The Value of LeBron
There’s no real debate that LeBron is one of, if not the, best player in the league right now, and one of the most dominant players in recent history. In the most simple analysis, his contract should be higher than any other in the league, which would make his annual salary start around at least $30 million, which is what Kobe Bryant will be paid next season.
The next step in determining his money value is how much he affects the money value of the franchises he has played for. According to Forbes Magazine, the Cleveland Cavaliers, LeBron’s former team, devalued $121 million the season he left. In contrast, since he joined the Miami Heat, their franchise value has risen $261 million, up 72% since before he joined the team.
Certainly, some of the Heat’s value gain since LeBron’s arrival can also be attributed to the arrival of fellow All-Star Chris Bosh, their Finals appearance in 2011, and championship in 2012, but the bulk of it must be attributed to LeBron. This valuation difference indicates that LeBron fairly deserves more than $30 million a year, somewhere closer to $50-$75 million a year.
His presence on the Miami Heat has not only made them a much better team, he has also made them a considerably more profitable franchise. His play puts people in seats, gets others to buy season tickets, buy jerseys, and watch games, all of which make the Heat a more profitable franchise.
So Who Would Pay Him, and How Much?
Here’s the (multi)-million dollar question. Obviously, only certain franchises with serious revenue sources could afford to even pay LeBron fairly on a multi-year deal, which he would undoubtedly seek. Even a fair, yet conservative, contract for LeBron (think $200 million/5 years) would eliminate most small market teams, which can’t afford to allocate that much money to one player and then pay twelve other players decent salaries.
But it’s likely that this hypothetical contract would be closer to $70-80 million a year, supported by the evidence you saw above. The only teams that could/would offer such a contract are the New York Knicks, Los Angeles Lakers, Heat, Dallas Mavericks, and Brooklyn Nets, with the Chicago Bulls and Cavaliers having heavy outside shots at this sort of a contract as well (the Bulls have the revenue, but their owner, Jerry Reinsdorf, is historically miserly, and the Cavaliers would need a serious feel-good/hometown discount to lure LeBron back to Ohio).

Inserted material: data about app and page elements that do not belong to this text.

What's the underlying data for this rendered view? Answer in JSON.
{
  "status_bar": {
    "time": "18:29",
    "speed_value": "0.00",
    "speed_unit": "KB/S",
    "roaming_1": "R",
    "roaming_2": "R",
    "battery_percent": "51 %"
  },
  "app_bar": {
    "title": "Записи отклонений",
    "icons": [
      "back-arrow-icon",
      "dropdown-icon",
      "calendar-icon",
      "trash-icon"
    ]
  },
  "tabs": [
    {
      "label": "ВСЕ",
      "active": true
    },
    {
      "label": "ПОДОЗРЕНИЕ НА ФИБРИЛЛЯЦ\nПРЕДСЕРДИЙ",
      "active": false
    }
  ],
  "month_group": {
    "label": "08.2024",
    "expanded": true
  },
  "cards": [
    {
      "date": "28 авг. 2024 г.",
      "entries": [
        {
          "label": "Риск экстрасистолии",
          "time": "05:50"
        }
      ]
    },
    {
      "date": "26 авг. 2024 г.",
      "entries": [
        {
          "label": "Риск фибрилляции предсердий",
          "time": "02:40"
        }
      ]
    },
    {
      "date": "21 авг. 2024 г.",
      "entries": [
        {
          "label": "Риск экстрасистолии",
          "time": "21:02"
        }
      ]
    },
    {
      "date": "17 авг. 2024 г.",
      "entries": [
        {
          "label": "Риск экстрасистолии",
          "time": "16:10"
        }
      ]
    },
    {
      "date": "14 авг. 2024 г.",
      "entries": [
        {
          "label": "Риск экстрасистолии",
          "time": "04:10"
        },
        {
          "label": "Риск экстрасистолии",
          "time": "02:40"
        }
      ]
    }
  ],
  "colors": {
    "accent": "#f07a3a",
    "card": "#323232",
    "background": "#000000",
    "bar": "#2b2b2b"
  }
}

Any of these teams could offer some serious money to LeBron, and it isn’t far-fetched to imagine a scenario in which one of the teams would offer $100 million, even if for just one year of a multi-year contract. In earnest, the most likely landing spots for him would be Miami, where he might not get as much as with other teams, but would be an attractive spot due to his success there; Los Angeles, which has a history of landing prized players unexpectedly (see Steve Nash) and spending lots of money in free agency (see Kobe Bryant); or New York, which is currently the most valuable and well-funded NBA franchise.
In any case, LeBron’s total contract could reach as high as $400 million, which would easily be the biggest contract in sports history. Perhaps the most remarkable thing about that contract, however, is the fact that he’d probably deserve it.